#### WHAT IS BEING ASKED
Copy all lines of the listing that include the string "true".

⟨

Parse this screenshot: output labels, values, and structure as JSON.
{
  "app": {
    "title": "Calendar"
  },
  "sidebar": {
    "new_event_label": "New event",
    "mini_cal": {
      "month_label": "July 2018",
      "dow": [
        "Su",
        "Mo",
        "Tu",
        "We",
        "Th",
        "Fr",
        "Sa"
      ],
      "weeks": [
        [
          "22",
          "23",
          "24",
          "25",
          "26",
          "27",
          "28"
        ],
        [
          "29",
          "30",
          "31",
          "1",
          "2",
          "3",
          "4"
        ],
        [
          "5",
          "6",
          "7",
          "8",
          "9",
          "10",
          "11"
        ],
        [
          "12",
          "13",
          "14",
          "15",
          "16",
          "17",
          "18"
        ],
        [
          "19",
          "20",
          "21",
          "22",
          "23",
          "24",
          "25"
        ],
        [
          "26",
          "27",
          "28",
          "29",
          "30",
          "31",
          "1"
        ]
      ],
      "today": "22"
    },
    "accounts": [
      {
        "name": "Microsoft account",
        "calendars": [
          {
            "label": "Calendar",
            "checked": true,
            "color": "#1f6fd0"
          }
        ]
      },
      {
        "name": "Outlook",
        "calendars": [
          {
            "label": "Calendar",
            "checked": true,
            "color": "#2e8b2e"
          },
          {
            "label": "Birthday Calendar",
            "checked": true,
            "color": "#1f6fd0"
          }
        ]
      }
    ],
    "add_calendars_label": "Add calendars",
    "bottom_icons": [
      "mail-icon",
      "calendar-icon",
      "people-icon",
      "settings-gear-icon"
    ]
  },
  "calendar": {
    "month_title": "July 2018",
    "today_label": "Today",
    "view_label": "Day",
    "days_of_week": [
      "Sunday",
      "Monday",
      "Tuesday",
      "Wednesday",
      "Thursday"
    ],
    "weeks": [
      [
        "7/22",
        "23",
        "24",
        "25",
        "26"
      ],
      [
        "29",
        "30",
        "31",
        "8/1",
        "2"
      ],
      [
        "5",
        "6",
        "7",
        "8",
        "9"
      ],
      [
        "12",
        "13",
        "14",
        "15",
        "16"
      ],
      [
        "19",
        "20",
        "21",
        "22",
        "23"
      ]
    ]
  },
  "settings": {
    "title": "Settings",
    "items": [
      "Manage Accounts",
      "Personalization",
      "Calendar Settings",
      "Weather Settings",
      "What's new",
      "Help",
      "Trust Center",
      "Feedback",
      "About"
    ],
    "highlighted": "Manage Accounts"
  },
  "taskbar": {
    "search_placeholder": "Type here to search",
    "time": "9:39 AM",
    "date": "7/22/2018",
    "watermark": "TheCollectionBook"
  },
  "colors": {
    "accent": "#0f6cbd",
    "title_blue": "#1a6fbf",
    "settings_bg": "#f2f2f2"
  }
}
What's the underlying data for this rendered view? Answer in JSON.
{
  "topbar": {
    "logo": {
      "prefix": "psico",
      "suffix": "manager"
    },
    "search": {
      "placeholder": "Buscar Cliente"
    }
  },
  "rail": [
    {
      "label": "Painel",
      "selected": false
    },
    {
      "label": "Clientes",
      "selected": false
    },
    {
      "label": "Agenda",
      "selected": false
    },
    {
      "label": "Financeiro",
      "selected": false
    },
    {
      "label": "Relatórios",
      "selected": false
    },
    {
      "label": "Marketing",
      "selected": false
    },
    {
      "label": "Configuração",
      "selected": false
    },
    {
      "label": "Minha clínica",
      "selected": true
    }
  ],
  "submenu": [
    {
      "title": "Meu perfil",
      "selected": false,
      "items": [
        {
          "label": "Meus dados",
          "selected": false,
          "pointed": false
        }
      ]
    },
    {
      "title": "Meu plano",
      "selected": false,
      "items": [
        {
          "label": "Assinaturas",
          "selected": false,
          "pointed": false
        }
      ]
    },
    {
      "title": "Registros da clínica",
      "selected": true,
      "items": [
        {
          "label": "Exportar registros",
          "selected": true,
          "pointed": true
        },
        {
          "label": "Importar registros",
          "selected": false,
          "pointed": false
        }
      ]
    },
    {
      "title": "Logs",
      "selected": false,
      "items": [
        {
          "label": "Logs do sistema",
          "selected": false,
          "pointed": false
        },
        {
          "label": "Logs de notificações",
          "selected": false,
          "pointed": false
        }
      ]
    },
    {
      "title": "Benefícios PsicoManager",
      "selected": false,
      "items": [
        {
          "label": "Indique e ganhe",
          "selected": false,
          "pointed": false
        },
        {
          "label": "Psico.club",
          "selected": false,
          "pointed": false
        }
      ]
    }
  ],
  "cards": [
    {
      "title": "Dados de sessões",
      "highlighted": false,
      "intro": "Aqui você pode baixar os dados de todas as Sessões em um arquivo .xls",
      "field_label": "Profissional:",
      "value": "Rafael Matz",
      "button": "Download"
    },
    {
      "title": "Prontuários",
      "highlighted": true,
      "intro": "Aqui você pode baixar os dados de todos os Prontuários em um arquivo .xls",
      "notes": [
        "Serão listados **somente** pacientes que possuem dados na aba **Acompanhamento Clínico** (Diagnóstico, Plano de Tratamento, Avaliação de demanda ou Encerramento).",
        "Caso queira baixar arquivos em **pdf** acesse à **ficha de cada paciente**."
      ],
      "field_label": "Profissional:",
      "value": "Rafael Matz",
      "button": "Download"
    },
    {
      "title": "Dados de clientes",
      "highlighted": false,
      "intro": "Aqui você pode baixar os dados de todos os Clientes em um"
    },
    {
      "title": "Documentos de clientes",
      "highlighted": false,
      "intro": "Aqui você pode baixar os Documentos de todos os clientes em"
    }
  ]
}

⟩

#### RESULT OF THIS EXERCISE
            "checked": true,
            "checked": true,
            "checked": true,
      "selected": true
      "selected": true,
          "selected": true,
          "pointed": true
      "highlighted": true,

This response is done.